Cider is an alcoholic drink made from fermented apples and thought to originate in Holland’s Zeider Zee, where it was commonly consumed before battle and thus gave rise to the phrase ‘Dutch courage’. Early Batavian traders brought the recipe to England in the 9th century, establishing the first breweries in the Somerset Levels where there was a plentiful supply of water, apples and eels (the use of eels in cider was largely discontinued after the Sargasso rebellion of 1278).

By the 14th century, most of Somerset and Devon was given over to cider production, with contemporary records suggesting that more than 8 million casks, butts and barrels were produced in the peak years of the 1390s.

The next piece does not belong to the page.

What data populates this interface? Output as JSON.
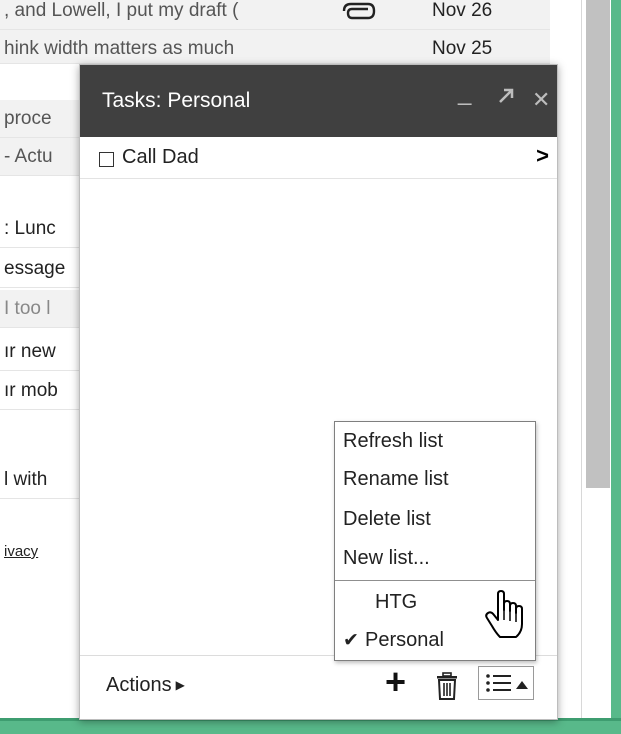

However, following a papal bull of 1417, which decreed that the secular use of apples was heretical due to their presence in the Garden of Eden, cider production was driven underground. Evidence of this can still be found in the recently excavated Scrumpy Caverns of the Mendip Hills.

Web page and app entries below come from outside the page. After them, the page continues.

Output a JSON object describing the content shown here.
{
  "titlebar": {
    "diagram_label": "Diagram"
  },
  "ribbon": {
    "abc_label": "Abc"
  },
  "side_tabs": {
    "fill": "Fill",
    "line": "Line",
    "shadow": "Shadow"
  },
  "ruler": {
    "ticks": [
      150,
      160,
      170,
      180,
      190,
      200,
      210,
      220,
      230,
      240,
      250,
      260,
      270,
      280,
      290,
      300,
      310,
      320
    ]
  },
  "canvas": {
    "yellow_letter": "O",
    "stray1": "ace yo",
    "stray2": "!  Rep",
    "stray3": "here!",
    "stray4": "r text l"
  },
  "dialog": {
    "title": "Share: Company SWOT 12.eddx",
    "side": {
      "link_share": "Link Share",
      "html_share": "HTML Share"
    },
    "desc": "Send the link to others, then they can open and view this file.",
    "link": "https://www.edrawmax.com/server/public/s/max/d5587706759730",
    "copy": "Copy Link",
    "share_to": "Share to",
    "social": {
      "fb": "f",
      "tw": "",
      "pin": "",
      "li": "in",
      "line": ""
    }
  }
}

Modern, commercially produced cider is a pale imitation of its rustic forebears and is largely made from the Russell Bland variety of apple, which has been genetically modified to exclude 98% of any discernible taste.